3. Analyse your game
After you have chosen the right content and applied the knowledge in your actual chess games. Now it is the time to analyse your game.
One of the important things that you should do is turning off the chess engine.
Normally after you play a chess game on any famous online platforms, you have the option to review it which is usually with the help of a chess engine (a computer program that analyses chess positions).
The program suggests you the best move in the positions where you blundered and many other things. Now by doing this although you are reviewing your game but you are not utilizing your brain in this process. You are not thinking about the moves by yourself which is necessary to improve your game and get better at it.
I know sometimes you might just want to skip the analysing part and play another game but you should not skip it. So the noteworthy point while analysing the game is to turn off the engine and guess the best move by yourself.
Your thought process should be like, what moves you could have made better, what if you tried a different move, what would have happened if your opponent had made a different move and like that…As you start thinking like this it will be much easier for you to spot the mistakes and correct them.
You can also recall whatever you have learned and see if you missed to apply something so that you can do next time.
After guessing the right moves, now you can turn on the engine and cross check your answers. You can evaluate the moves using the engine and just see what happened right and what went wrong. You can analyse the report and make helpful changes in your playing strategy.
Thus eventually by self analysing you will start seeing much improvement in your game.
4. Train yourself solving chess puzzles
Now training yourself by solving chess puzzles is also important apart from analysing especially if you are a beginner.
While playing a game many times it may happen that you are stuck with a piece and can’t get into a good position. Or maybe you are having the advantage but not able to convert it into a win.
In these situations if you are able to find the tactics then it will be very helpful. And to be able to find tactics in the real games you need to solve puzzles.
Puzzles are important because they allow you to work on particular concepts again and again. Let’s suppose that you want to learn a specific concept and so you play a series of games.
So just think how many times will that concept be actually used in any of those games. While on the other hand, in case of puzzles you can select them as per your choice and practice them repeatedly and strengthen your concepts.
So that’s it! Hope you liked reading this article. If you found this article helpful then do share it with others.
Now if you are a serious chess player then I highly recommend you to check out my article on how to get FIDE rating in which I have explained the complete process from start to finish. It will really help you out building your chess career.
Thanks and Good luck!
How can I improve my chess skills?
To improve your chess skills first choose the right content in the form of chess books, youtube channels or any other helpful resources. Then apply your knowledge by playing actual games, analyse your games, rectify your mistakes, solve puzzles and that’s it.
Why can’t I get better at chess?

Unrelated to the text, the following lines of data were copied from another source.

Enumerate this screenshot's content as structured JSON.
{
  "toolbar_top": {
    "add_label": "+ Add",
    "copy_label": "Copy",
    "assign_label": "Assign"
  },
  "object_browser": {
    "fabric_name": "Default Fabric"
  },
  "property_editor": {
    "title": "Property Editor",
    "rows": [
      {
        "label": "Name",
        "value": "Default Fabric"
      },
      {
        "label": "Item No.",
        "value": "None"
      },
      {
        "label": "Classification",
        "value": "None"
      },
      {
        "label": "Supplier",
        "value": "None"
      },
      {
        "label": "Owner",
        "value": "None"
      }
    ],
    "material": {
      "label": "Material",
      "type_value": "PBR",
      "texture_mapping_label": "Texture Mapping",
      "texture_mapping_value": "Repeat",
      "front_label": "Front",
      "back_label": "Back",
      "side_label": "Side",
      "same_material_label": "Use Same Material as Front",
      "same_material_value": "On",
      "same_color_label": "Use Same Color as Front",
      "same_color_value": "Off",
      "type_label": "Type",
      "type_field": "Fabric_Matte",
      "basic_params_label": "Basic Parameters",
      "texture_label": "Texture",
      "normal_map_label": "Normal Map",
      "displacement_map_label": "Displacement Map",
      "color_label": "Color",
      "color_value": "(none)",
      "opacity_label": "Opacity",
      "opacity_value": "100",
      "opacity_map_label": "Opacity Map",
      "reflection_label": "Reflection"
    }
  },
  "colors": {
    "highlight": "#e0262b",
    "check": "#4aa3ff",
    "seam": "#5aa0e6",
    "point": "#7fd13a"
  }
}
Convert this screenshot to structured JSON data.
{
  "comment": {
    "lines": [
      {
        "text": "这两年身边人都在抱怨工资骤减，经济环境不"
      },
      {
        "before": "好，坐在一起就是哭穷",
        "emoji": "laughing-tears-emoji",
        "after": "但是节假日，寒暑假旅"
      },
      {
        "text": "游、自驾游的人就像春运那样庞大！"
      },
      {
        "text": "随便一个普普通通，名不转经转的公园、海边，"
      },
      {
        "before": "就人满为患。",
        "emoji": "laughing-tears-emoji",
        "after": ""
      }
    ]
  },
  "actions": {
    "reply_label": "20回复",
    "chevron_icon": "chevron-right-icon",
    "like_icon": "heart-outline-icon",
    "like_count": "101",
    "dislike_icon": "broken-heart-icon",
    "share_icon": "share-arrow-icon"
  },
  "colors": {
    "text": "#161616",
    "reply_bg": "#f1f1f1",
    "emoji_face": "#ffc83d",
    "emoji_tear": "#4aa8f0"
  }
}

This can be because you don’t have the right resources, strategies or planning to improve your game or you may be expecting the results too early. Chess is a skill and like any other, it takes time to get better at it.
Can you get better at chess by just playing?
The short answer is yes but the long answer is no. By just playing you may develop intuition that will help you to improve. But to get better at chess you need to master all the areas and for that you have to study many strategies and implement them in your actual game.
Hi! I’m Pritam and I’m a huge chess enthusiast! I know the actual problems that chess players face. I created this site to make chess easy to understand for newcomers, and also to help players of all levels of ability to improve their chess-playing skills. Read more about me here.